Wednesday, December 11, 2013

Industry of Estonia

Traditional Estonian industries include oil shale mining, shipbuilding, phosphates, electric motors, excavators, cement, furniture, clothing, textiles, paper, shoes, and apparel. Many of these industries stagnated after independence, deprived of their Soviet markets and sources of cheap raw materials. Yet the sector has been growing at a rate of 3 percent (1996 estimates), mostly due to the rapid privatization and the entry of foreign (mostly Scandinavian) investors in electronics, cement, chemicals, and forest products. Estonia has developed adequate assembly capacities to supply electronic components to leading Scandinavian telecommunications companies and suppliers. In addition, with its low taxes, low labor costs, and trained workforce, the country is an ideal location for electronics manufacturing. In early 2001 telecommunications giant Ericsson (Sweden), the world's leading maker of telecommunications equipment, sold its loss-making mobile handset operation, dramatically cutting its orders with Elcoteq (Finland). Elcoteq terminated the manufacture of Ericsson handsets in its Estonian subsidiary, Elcoteq Tallinn/ET, which was responsible for one-quarter of Estonian exports in 2000. But Elcoteq quickly refocused on mobile systems components for Ericsson, reflecting its long-term demand.

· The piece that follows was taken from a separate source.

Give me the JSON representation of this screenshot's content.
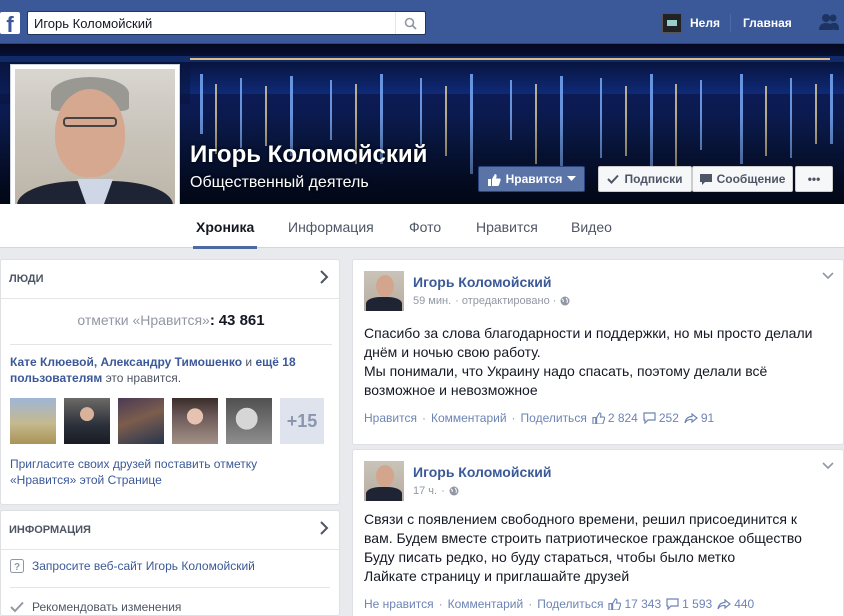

ET continues producing handsets for Nokia (Finland), and will launch systems components production in Estonia later in 2001.